YOUR GOAL: Repeat the entries below in full, with every character unchanged.

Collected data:
####################

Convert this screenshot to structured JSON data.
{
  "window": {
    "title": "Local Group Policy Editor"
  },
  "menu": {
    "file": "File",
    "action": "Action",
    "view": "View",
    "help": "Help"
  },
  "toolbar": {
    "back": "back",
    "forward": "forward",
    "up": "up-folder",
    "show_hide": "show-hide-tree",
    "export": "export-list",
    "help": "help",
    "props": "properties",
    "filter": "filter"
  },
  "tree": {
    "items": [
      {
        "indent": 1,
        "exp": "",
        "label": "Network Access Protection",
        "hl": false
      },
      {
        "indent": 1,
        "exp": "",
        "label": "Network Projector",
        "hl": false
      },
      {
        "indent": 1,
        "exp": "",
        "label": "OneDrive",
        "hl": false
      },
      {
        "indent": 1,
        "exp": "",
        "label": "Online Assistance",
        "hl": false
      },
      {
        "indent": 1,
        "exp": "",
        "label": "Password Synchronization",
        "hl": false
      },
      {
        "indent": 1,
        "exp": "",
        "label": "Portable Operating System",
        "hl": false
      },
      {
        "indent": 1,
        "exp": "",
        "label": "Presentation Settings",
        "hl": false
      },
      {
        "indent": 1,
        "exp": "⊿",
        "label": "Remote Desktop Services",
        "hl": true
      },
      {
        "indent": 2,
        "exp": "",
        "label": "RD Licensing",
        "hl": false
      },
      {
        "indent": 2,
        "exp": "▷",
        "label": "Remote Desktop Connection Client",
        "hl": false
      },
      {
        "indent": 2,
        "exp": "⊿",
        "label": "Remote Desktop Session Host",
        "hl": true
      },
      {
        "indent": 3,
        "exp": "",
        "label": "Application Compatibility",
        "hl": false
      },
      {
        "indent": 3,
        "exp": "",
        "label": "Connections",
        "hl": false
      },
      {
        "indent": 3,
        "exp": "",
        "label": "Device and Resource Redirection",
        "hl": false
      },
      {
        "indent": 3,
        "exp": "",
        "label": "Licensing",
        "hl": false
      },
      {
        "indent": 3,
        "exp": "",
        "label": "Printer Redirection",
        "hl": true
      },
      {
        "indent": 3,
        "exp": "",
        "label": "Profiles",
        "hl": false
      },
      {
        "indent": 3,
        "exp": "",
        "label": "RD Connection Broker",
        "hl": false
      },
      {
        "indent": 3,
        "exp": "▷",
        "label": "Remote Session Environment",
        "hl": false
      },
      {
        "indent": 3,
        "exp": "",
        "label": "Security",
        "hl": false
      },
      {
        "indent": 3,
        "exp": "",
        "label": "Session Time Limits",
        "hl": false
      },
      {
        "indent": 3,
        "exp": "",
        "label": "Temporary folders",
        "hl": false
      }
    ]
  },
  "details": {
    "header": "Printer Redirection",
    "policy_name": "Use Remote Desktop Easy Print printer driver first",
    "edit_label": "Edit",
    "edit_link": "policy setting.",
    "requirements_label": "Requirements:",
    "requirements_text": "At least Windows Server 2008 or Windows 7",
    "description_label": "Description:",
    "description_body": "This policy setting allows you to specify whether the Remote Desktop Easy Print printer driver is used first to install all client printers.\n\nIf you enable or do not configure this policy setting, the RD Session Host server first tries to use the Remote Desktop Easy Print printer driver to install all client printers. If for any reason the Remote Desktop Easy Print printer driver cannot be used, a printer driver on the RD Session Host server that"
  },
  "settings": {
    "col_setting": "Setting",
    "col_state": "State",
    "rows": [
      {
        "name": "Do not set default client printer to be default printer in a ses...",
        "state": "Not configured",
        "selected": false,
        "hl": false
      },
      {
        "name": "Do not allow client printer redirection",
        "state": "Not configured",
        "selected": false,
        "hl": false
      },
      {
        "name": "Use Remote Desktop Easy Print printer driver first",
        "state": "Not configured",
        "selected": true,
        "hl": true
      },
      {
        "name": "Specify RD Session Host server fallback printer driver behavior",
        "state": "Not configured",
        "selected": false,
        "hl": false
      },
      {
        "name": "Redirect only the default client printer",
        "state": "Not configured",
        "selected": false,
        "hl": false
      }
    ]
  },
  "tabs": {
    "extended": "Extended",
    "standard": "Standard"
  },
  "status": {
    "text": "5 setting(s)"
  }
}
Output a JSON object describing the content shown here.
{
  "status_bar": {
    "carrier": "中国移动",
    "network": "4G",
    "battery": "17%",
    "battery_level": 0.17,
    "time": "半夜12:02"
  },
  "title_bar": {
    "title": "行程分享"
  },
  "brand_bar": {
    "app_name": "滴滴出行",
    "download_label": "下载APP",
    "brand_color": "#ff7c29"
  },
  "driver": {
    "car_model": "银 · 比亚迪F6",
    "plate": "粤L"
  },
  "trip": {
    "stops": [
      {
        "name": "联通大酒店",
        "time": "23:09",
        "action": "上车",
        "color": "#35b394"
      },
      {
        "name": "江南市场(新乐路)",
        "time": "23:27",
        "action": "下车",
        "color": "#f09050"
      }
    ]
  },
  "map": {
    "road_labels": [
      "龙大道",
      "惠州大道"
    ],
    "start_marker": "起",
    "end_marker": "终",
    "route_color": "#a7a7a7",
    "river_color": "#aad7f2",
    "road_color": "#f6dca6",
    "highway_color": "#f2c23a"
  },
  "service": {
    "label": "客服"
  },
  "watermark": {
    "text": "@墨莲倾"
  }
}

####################

EXERCISE RESPONSE:
Convert this screenshot to structured JSON data.
{
  "window": {
    "title": "Local Group Policy Editor"
  },
  "menu": {
    "file": "File",
    "action": "Action",
    "view": "View",
    "help": "Help"
  },
  "toolbar": {
    "back": "back",
    "forward": "forward",
    "up": "up-folder",
    "show_hide": "show-hide-tree",
    "export": "export-list",
    "help": "help",
    "props": "properties",
    "filter": "filter"
  },
  "tree": {
    "items": [
      {
        "indent": 1,
        "exp": "",
        "label": "Network Access Protection",
        "hl": false
      },
      {
        "indent": 1,
        "exp": "",
        "label": "Network Projector",
        "hl": false
      },
      {
        "indent": 1,
        "exp": "",
        "label": "OneDrive",
        "hl": false
      },
      {
        "indent": 1,
        "exp": "",
        "label": "Online Assistance",
        "hl": false
      },
      {
        "indent": 1,
        "exp": "",
        "label": "Password Synchronization",
        "hl": false
      },
      {
        "indent": 1,
        "exp": "",
        "label": "Portable Operating System",
        "hl": false
      },
      {
        "indent": 1,
        "exp": "",
        "label": "Presentation Settings",
        "hl": false
      },
      {
        "indent": 1,
        "exp": "⊿",
        "label": "Remote Desktop Services",
        "hl": true
      },
      {
        "indent": 2,
        "exp": "",
        "label": "RD Licensing",
        "hl": false
      },
      {
        "indent": 2,
        "exp": "▷",
        "label": "Remote Desktop Connection Client",
        "hl": false
      },
      {
        "indent": 2,
        "exp": "⊿",
        "label": "Remote Desktop Session Host",
        "hl": true
      },
      {
        "indent": 3,
        "exp": "",
        "label": "Application Compatibility",
        "hl": false
      },
      {
        "indent": 3,
        "exp": "",
        "label": "Connections",
        "hl": false
      },
      {
        "indent": 3,
        "exp": "",
        "label": "Device and Resource Redirection",
        "hl": false
      },
      {
        "indent": 3,
        "exp": "",
        "label": "Licensing",
        "hl": false
      },
      {
        "indent": 3,
        "exp": "",
        "label": "Printer Redirection",
        "hl": true
      },
      {
        "indent": 3,
        "exp": "",
        "label": "Profiles",
        "hl": false
      },
      {
        "indent": 3,
        "exp": "",
        "label": "RD Connection Broker",
        "hl": false
      },
      {
        "indent": 3,
        "exp": "▷",
        "label": "Remote Session Environment",
        "hl": false
      },
      {
        "indent": 3,
        "exp": "",
        "label": "Security",
        "hl": false
      },
      {
        "indent": 3,
        "exp": "",
        "label": "Session Time Limits",
        "hl": false
      },
      {
        "indent": 3,
        "exp": "",
        "label": "Temporary folders",
        "hl": false
      }
    ]
  },
  "details": {
    "header": "Printer Redirection",
    "policy_name": "Use Remote Desktop Easy Print printer driver first",
    "edit_label": "Edit",
    "edit_link": "policy setting.",
    "requirements_label": "Requirements:",
    "requirements_text": "At least Windows Server 2008 or Windows 7",
    "description_label": "Description:",
    "description_body": "This policy setting allows you to specify whether the Remote Desktop Easy Print printer driver is used first to install all client printers.\n\nIf you enable or do not configure this policy setting, the RD Session Host server first tries to use the Remote Desktop Easy Print printer driver to install all client printers. If for any reason the Remote Desktop Easy Print printer driver cannot be used, a printer driver on the RD Session Host server that"
  },
  "settings": {
    "col_setting": "Setting",
    "col_state": "State",
    "rows": [
      {
        "name": "Do not set default client printer to be default printer in a ses...",
        "state": "Not configured",
        "selected": false,
        "hl": false
      },
      {
        "name": "Do not allow client printer redirection",
        "state": "Not configured",
        "selected": false,
        "hl": false
      },
      {
        "name": "Use Remote Desktop Easy Print printer driver first",
        "state": "Not configured",
        "selected": true,
        "hl": true
      },
      {
        "name": "Specify RD Session Host server fallback printer driver behavior",
        "state": "Not configured",
        "selected": false,
        "hl": false
      },
      {
        "name": "Redirect only the default client printer",
        "state": "Not configured",
        "selected": false,
        "hl": false
      }
    ]
  },
  "tabs": {
    "extended": "Extended",
    "standard": "Standard"
  },
  "status": {
    "text": "5 setting(s)"
  }
}
Output a JSON object describing the content shown here.
{
  "status_bar": {
    "carrier": "中国移动",
    "network": "4G",
    "battery": "17%",
    "battery_level": 0.17,
    "time": "半夜12:02"
  },
  "title_bar": {
    "title": "行程分享"
  },
  "brand_bar": {
    "app_name": "滴滴出行",
    "download_label": "下载APP",
    "brand_color": "#ff7c29"
  },
  "driver": {
    "car_model": "银 · 比亚迪F6",
    "plate": "粤L"
  },
  "trip": {
    "stops": [
      {
        "name": "联通大酒店",
        "time": "23:09",
        "action": "上车",
        "color": "#35b394"
      },
      {
        "name": "江南市场(新乐路)",
        "time": "23:27",
        "action": "下车",
        "color": "#f09050"
      }
    ]
  },
  "map": {
    "road_labels": [
      "龙大道",
      "惠州大道"
    ],
    "start_marker": "起",
    "end_marker": "终",
    "route_color": "#a7a7a7",
    "river_color": "#aad7f2",
    "road_color": "#f6dca6",
    "highway_color": "#f2c23a"
  },
  "service": {
    "label": "客服"
  },
  "watermark": {
    "text": "@墨莲倾"
  }
}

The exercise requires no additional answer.